Assets & Medicaid
Medicaid is a health insurance program funded by both the federal government and the state an applicant resides in. The purpose of Medicaid is to provide assistance for medical costs for disabled or low-income individuals. Each state has its own set of differing requirements concerning what assets you can own and still qualify for Medicaid.
Many different types of assets are considered in order to determine your eligibility including cash, motor vehicles, and real property. Another “asset” that is considered as part of your Medicaid application is Social Security benefits. A common question is “because you collect Social Security benefits will you now not be eligible for Medicaid?”
Social Security Benefits

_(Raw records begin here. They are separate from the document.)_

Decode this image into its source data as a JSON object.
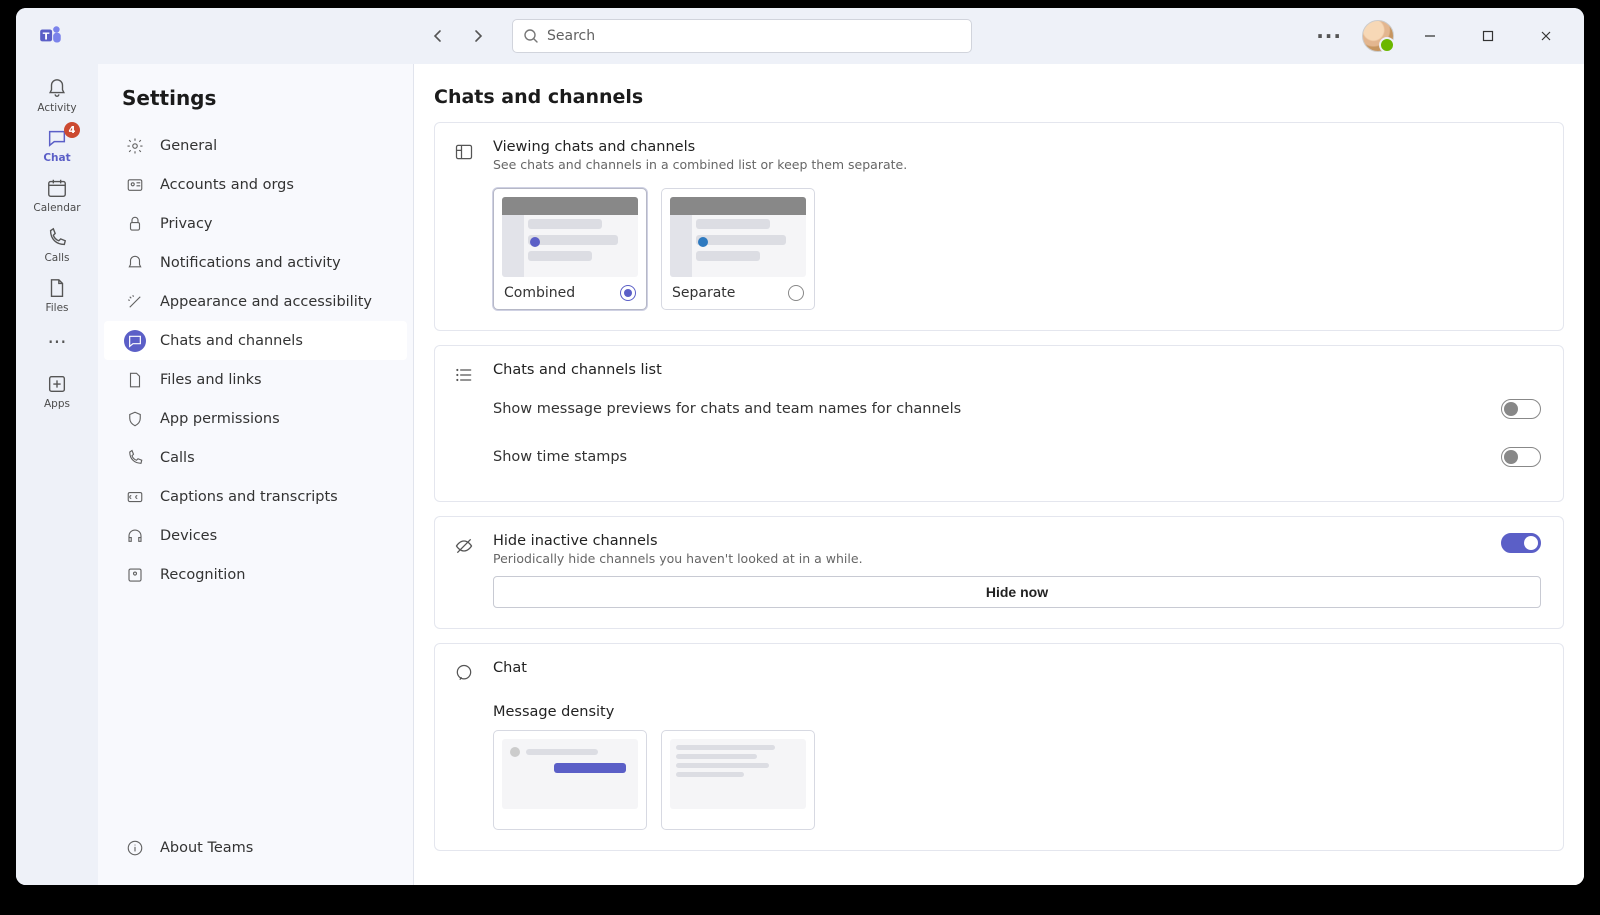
{
  "search": {
    "placeholder": "Search"
  },
  "rail": {
    "activity": {
      "label": "Activity"
    },
    "chat": {
      "label": "Chat",
      "badge": "4"
    },
    "calendar": {
      "label": "Calendar"
    },
    "calls": {
      "label": "Calls"
    },
    "files": {
      "label": "Files"
    },
    "apps": {
      "label": "Apps"
    }
  },
  "nav": {
    "title": "Settings",
    "items": {
      "general": "General",
      "accounts": "Accounts and orgs",
      "privacy": "Privacy",
      "notifications": "Notifications and activity",
      "appearance": "Appearance and accessibility",
      "chats": "Chats and channels",
      "files": "Files and links",
      "permissions": "App permissions",
      "calls": "Calls",
      "captions": "Captions and transcripts",
      "devices": "Devices",
      "recognition": "Recognition"
    },
    "about": "About Teams"
  },
  "page": {
    "title": "Chats and channels",
    "viewing": {
      "title": "Viewing chats and channels",
      "desc": "See chats and channels in a combined list or keep them separate.",
      "combined": "Combined",
      "separate": "Separate"
    },
    "list": {
      "title": "Chats and channels list",
      "previews": "Show message previews for chats and team names for channels",
      "timestamps": "Show time stamps"
    },
    "hide": {
      "title": "Hide inactive channels",
      "desc": "Periodically hide channels you haven't looked at in a while.",
      "button": "Hide now"
    },
    "chat": {
      "title": "Chat",
      "density": "Message density"
    }
  },
  "toggles": {
    "previews": false,
    "timestamps": false,
    "hide_inactive": true
  },
  "selected_view": "combined"
}
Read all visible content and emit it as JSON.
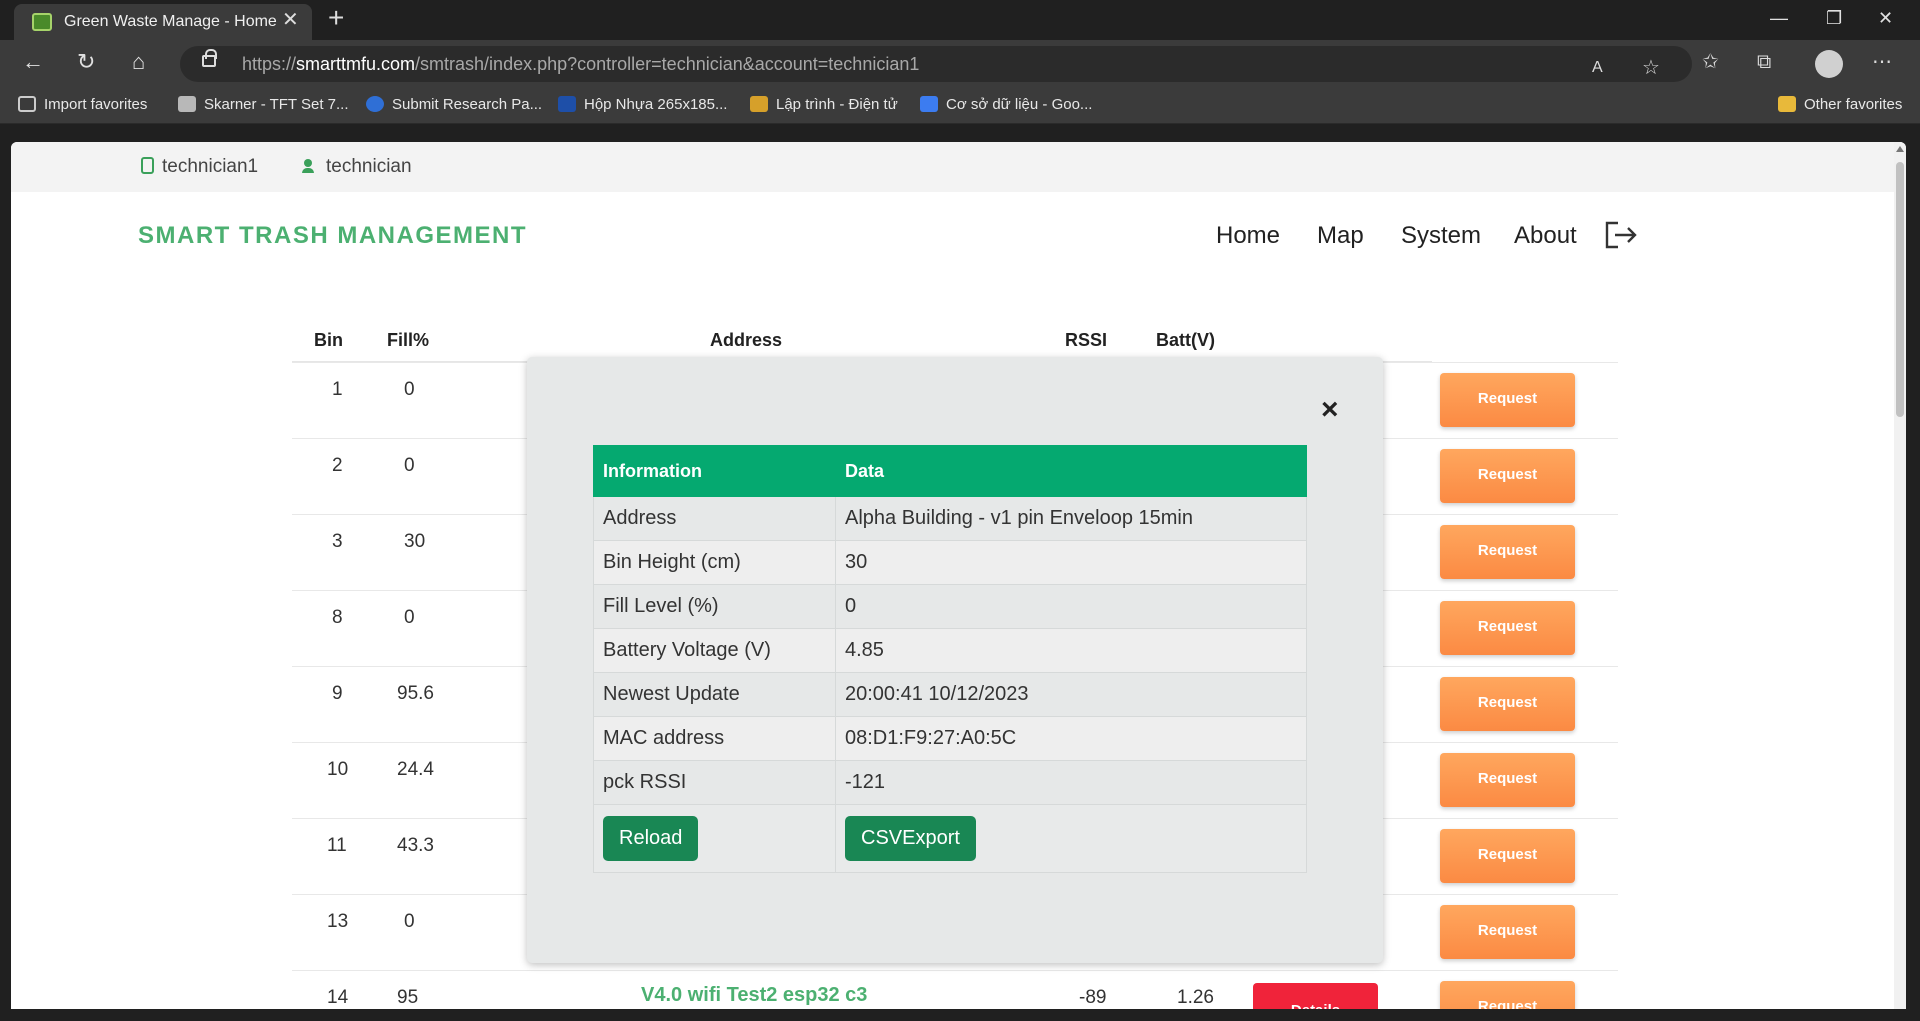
{
  "browser": {
    "tab_title": "Green Waste Manage - Home",
    "url_prefix": "https://",
    "url_host": "smarttmfu.com",
    "url_path": "/smtrash/index.php?controller=technician&account=technician1",
    "favorites": [
      {
        "label": "Import favorites"
      },
      {
        "label": "Skarner - TFT Set 7..."
      },
      {
        "label": "Submit Research Pa..."
      },
      {
        "label": "Hộp Nhựa 265x185..."
      },
      {
        "label": "Lập trình - Điện tử"
      },
      {
        "label": "Cơ sở dữ liệu - Goo..."
      }
    ],
    "other_favorites": "Other favorites"
  },
  "user": {
    "account": "technician1",
    "role": "technician"
  },
  "header": {
    "brand": "SMART TRASH MANAGEMENT",
    "nav": [
      "Home",
      "Map",
      "System",
      "About"
    ]
  },
  "table": {
    "headers": {
      "bin": "Bin",
      "fill": "Fill%",
      "address": "Address",
      "rssi": "RSSI",
      "batt": "Batt(V)"
    },
    "rows": [
      {
        "bin": "1",
        "fill": "0",
        "status": "red"
      },
      {
        "bin": "2",
        "fill": "0",
        "status": "red"
      },
      {
        "bin": "3",
        "fill": "30",
        "status": "green"
      },
      {
        "bin": "8",
        "fill": "0",
        "status": "red"
      },
      {
        "bin": "9",
        "fill": "95.6",
        "status": "red"
      },
      {
        "bin": "10",
        "fill": "24.4",
        "status": "red"
      },
      {
        "bin": "11",
        "fill": "43.3",
        "status": "red"
      },
      {
        "bin": "13",
        "fill": "0",
        "status": "red"
      },
      {
        "bin": "14",
        "fill": "95",
        "address": "V4.0 wifi Test2 esp32 c3",
        "rssi": "-89",
        "batt": "1.26",
        "status": "red"
      }
    ],
    "details_label": "Details",
    "request_label": "Request"
  },
  "modal": {
    "col_info": "Information",
    "col_data": "Data",
    "rows": [
      {
        "label": "Address",
        "value": "Alpha Building - v1 pin Enveloop 15min"
      },
      {
        "label": "Bin Height (cm)",
        "value": "30"
      },
      {
        "label": "Fill Level (%)",
        "value": "0"
      },
      {
        "label": "Battery Voltage (V)",
        "value": "4.85"
      },
      {
        "label": "Newest Update",
        "value": "20:00:41 10/12/2023"
      },
      {
        "label": "MAC address",
        "value": "08:D1:F9:27:A0:5C"
      },
      {
        "label": "pck RSSI",
        "value": "-121"
      }
    ],
    "reload_label": "Reload",
    "export_label": "CSVExport",
    "close_symbol": "×"
  },
  "colors": {
    "brand_green": "#4cb071",
    "header_green": "#05a970",
    "button_green": "#198754",
    "details_red": "#f0233a",
    "details_green": "#28d92a",
    "request_orange": "#fb8a43"
  }
}
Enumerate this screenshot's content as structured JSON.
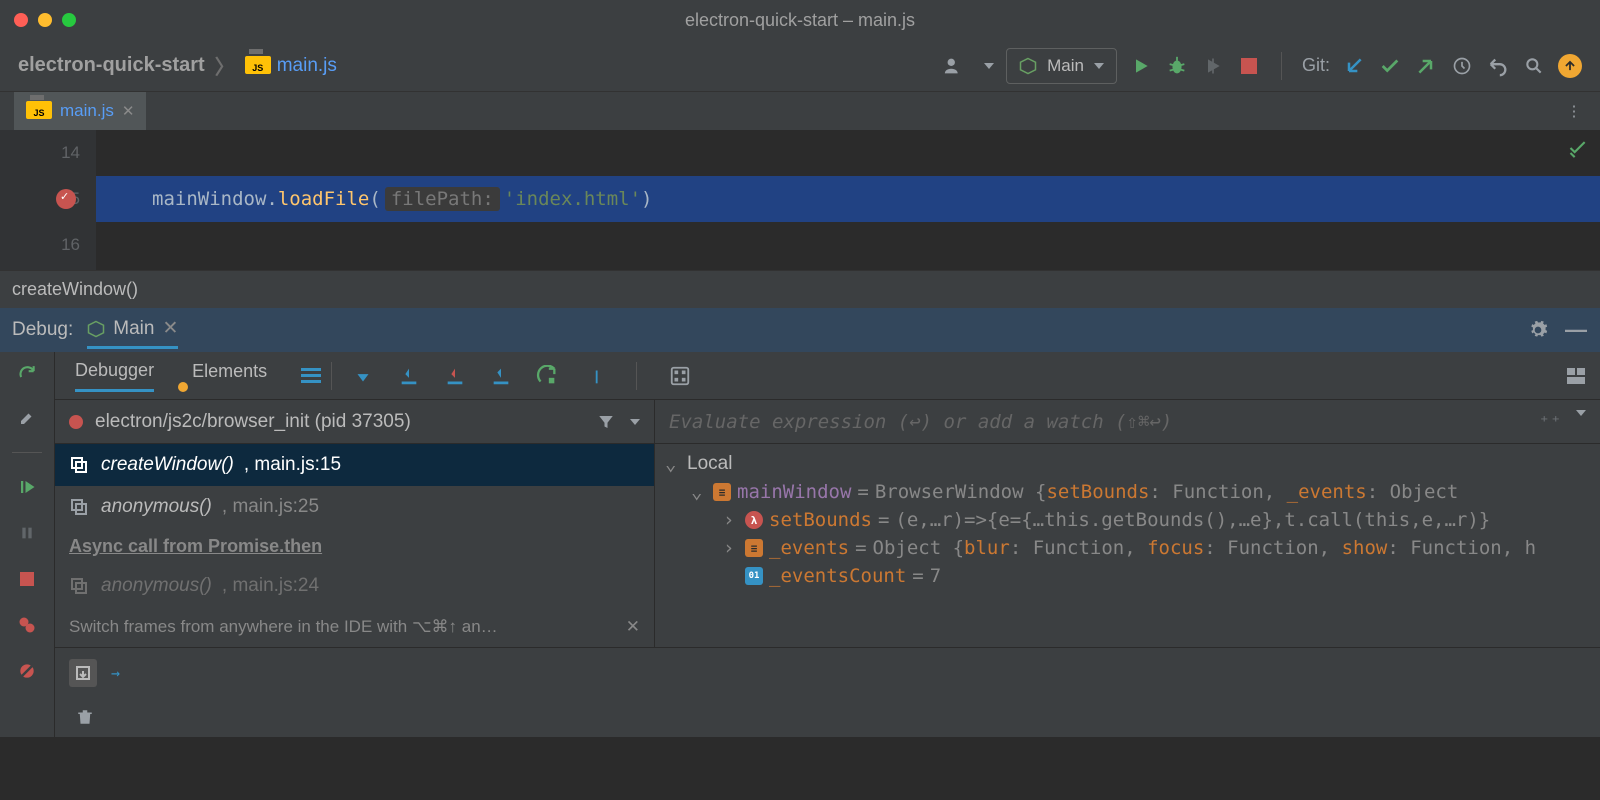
{
  "window": {
    "title": "electron-quick-start – main.js"
  },
  "breadcrumb": {
    "project": "electron-quick-start",
    "file": "main.js"
  },
  "run_config": {
    "name": "Main"
  },
  "git": {
    "label": "Git:"
  },
  "editor": {
    "tab": "main.js",
    "gutter": [
      "14",
      "15",
      "16"
    ],
    "line15": {
      "object": "mainWindow",
      "method": "loadFile",
      "hint": "filePath:",
      "string": "'index.html'"
    },
    "context": "createWindow()"
  },
  "debug": {
    "panel_label": "Debug:",
    "session": "Main",
    "tabs": {
      "debugger": "Debugger",
      "elements": "Elements"
    },
    "thread": "electron/js2c/browser_init (pid 37305)",
    "frames": [
      {
        "fn": "createWindow()",
        "loc": ", main.js:15"
      },
      {
        "fn": "anonymous()",
        "loc": ", main.js:25"
      }
    ],
    "async_label": "Async call from Promise.then",
    "frames_after": [
      {
        "fn": "anonymous()",
        "loc": ", main.js:24"
      }
    ],
    "tip": "Switch frames from anywhere in the IDE with ⌥⌘↑ an…",
    "eval_placeholder": "Evaluate expression (↩) or add a watch (⇧⌘↩)",
    "vars": {
      "scope": "Local",
      "mainWindow": {
        "name": "mainWindow",
        "summary": "BrowserWindow {",
        "k1": "setBounds",
        "v1": ": Function, ",
        "k2": "_events",
        "v2": ": Object"
      },
      "setBounds": {
        "name": "setBounds",
        "val": "(e,…r)=>{e={…this.getBounds(),…e},t.call(this,e,…r)}"
      },
      "events": {
        "name": "_events",
        "summary": "Object {",
        "k1": "blur",
        "v1": ": Function, ",
        "k2": "focus",
        "v2": ": Function, ",
        "k3": "show",
        "v3": ": Function, h"
      },
      "eventsCount": {
        "name": "_eventsCount",
        "val": "7"
      }
    },
    "console_prompt": "→"
  }
}
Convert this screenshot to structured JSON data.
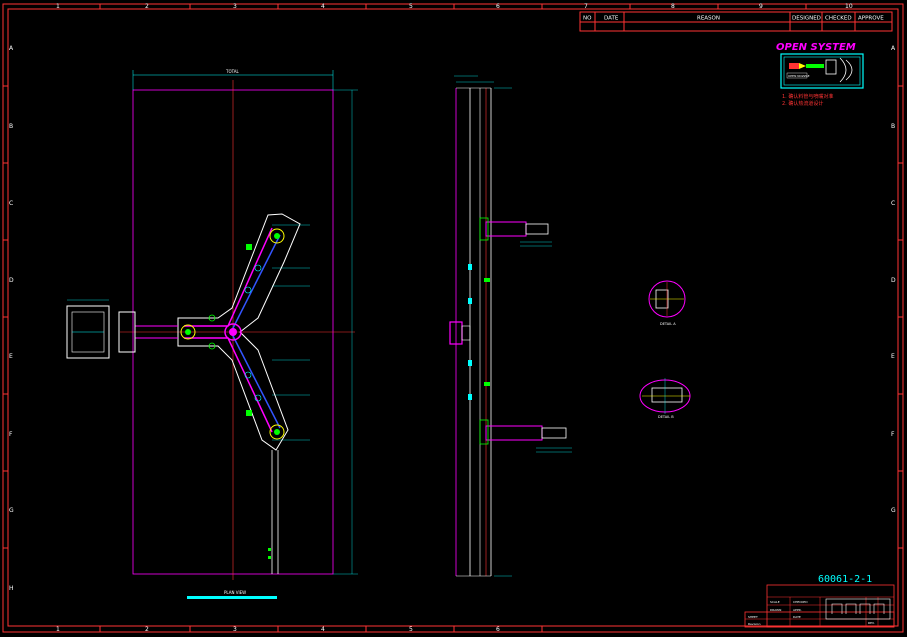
{
  "revision_table": {
    "headers": [
      "NO",
      "DATE",
      "REASON",
      "DESIGNED",
      "CHECKED",
      "APPROVE"
    ]
  },
  "column_markers_top": [
    "1",
    "2",
    "3",
    "4",
    "5",
    "6",
    "7",
    "8",
    "9",
    "10"
  ],
  "column_markers_bottom": [
    "1",
    "2",
    "3",
    "4",
    "5",
    "6"
  ],
  "row_markers": [
    "A",
    "B",
    "C",
    "D",
    "E",
    "F",
    "G",
    "H"
  ],
  "open_system": {
    "title": "OPEN SYSTEM",
    "icon_label": "OPEN NOZZLE",
    "notes": [
      "1. 确认料管与喷嘴对准",
      "2. 确认热流道设计"
    ]
  },
  "drawing_number": "60061-2-1",
  "views": {
    "front_view_caption": "PLAN VIEW",
    "top_dim_label": "TOTAL",
    "detail_a_label": "DETAIL A",
    "detail_b_label": "DETAIL B"
  },
  "title_block": {
    "cells": [
      "SCALE",
      "DRAWN",
      "CHECKED",
      "APPR.",
      "SHEET",
      "Revision",
      "DATE",
      "REV."
    ]
  },
  "colors": {
    "border": "#ff3333",
    "magenta": "#ff00ff",
    "cyan": "#00ffff",
    "yellow": "#ffff00",
    "green": "#00ff00",
    "white": "#ffffff",
    "blue": "#3355ff"
  }
}
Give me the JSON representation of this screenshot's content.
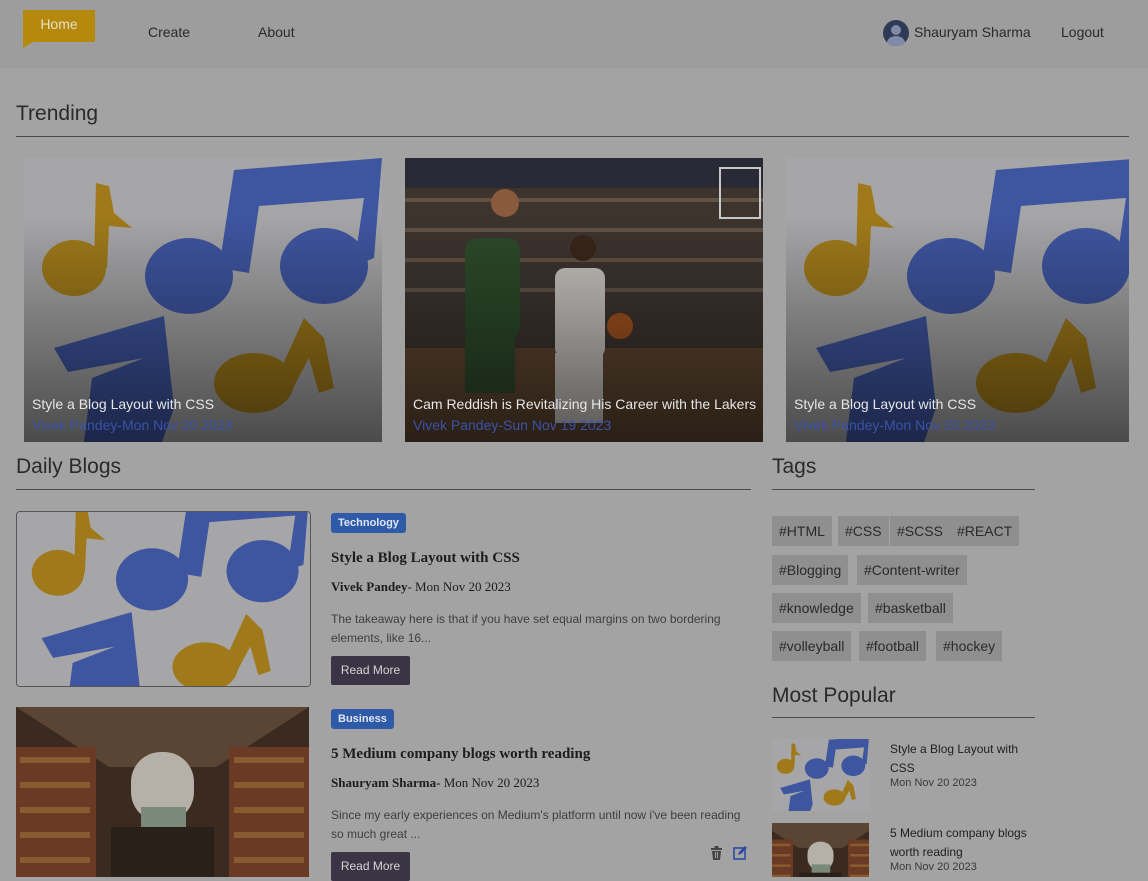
{
  "nav": {
    "home": "Home",
    "create": "Create",
    "about": "About",
    "user_name": "Shauryam Sharma",
    "logout": "Logout"
  },
  "sections": {
    "trending": "Trending",
    "daily": "Daily Blogs",
    "tags": "Tags",
    "popular": "Most Popular"
  },
  "trending": [
    {
      "title": "Style a Blog Layout with CSS",
      "meta": "Vivek Pandey-Mon Nov 20 2023",
      "image": "music-notes"
    },
    {
      "title": "Cam Reddish is Revitalizing His Career with the Lakers",
      "meta": "Vivek Pandey-Sun Nov 19 2023",
      "image": "basketball-game"
    },
    {
      "title": "Style a Blog Layout with CSS",
      "meta": "Vivek Pandey-Mon Nov 20 2023",
      "image": "music-notes"
    }
  ],
  "blogs": [
    {
      "category": "Technology",
      "title": "Style a Blog Layout with CSS",
      "author": "Vivek Pandey",
      "date": "- Mon Nov 20 2023",
      "excerpt": "The takeaway here is that if you have set equal margins on two bordering elements, like 16...",
      "button": "Read More",
      "image": "music-notes"
    },
    {
      "category": "Business",
      "title": "5 Medium company blogs worth reading",
      "author": "Shauryam Sharma",
      "date": "- Mon Nov 20 2023",
      "excerpt": "Since my early experiences on Medium's platform until now i've been reading so much great ...",
      "button": "Read More",
      "image": "library"
    }
  ],
  "tags": [
    "#HTML",
    "#CSS",
    "#SCSS",
    "#REACT",
    "#Blogging",
    "#Content-writer",
    "#knowledge",
    "#basketball",
    "#volleyball",
    "#football",
    "#hockey"
  ],
  "popular": [
    {
      "title": "Style a Blog Layout with CSS",
      "date": "Mon Nov 20 2023",
      "image": "music-notes"
    },
    {
      "title": "5 Medium company blogs worth reading",
      "date": "Mon Nov 20 2023",
      "image": "library"
    }
  ],
  "icons": {
    "delete": "trash-icon",
    "edit": "edit-icon",
    "avatar": "user-avatar-icon"
  },
  "colors": {
    "accent": "#b58a0c",
    "badge": "#2f5aa8",
    "button": "#3a3445",
    "meta": "#3b52a8"
  }
}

It is essential to know that Social Security benefits are not exempt from Medicaid. Payments you receive from Social Security are counted as income. Nevertheless, you are not automatically barred from obtaining Medicaid coverage just because you receive Social Security benefits.
When looking at your assets, your state’s Medicaid program will combine your Social Security benefits with your other assets.
If you are receiving Social Security income from a deceased spouse or parent, those payments will be counted as income for Medicaid purposes. Additionally, general Social Security payments, which include taxable and nontaxable Social Security income, will be counted as an asset along with some Social Security Disability Income (SSDI).
Supplemental Security Income
However, if you receive Supplemental Security Income (SSI), that income will not be counted. SSI pays monthly benefits to people with limited income and resources or disabled, blind, or those 65 years or older. SSI differs from Social Security benefits and can provide for automatic Medicaid approval in some states.
Some of the confusion stems from the fact that SSI is administered by the Social Security Administration. To confuse things even further, if you are entitled to SSI, you may also qualify for Social Security benefits.
Eligibility requirements for Medicaid can be extremely confusing especially when Social Security benefits are involved. To make matters worse, each state has its own set of rules and regulations concerning Medicaid.
The general rule of thumb is if you are receiving Social Security benefits alone, they will likely be counted towards your income when you apply for Medicaid. In order to qualify for Medicaid, your income must fall below your state’s threshold. On the other hand, if you are receiving SSI, you might automatically be eligible for Medicaid.
For more information, contact us at Gentreo.com. We can help you create a simple and affordable health and estate family plan.
Gentreo is not a law firm, or a substitute for a law firm, or attorney or an attorney’s advice or recommendations.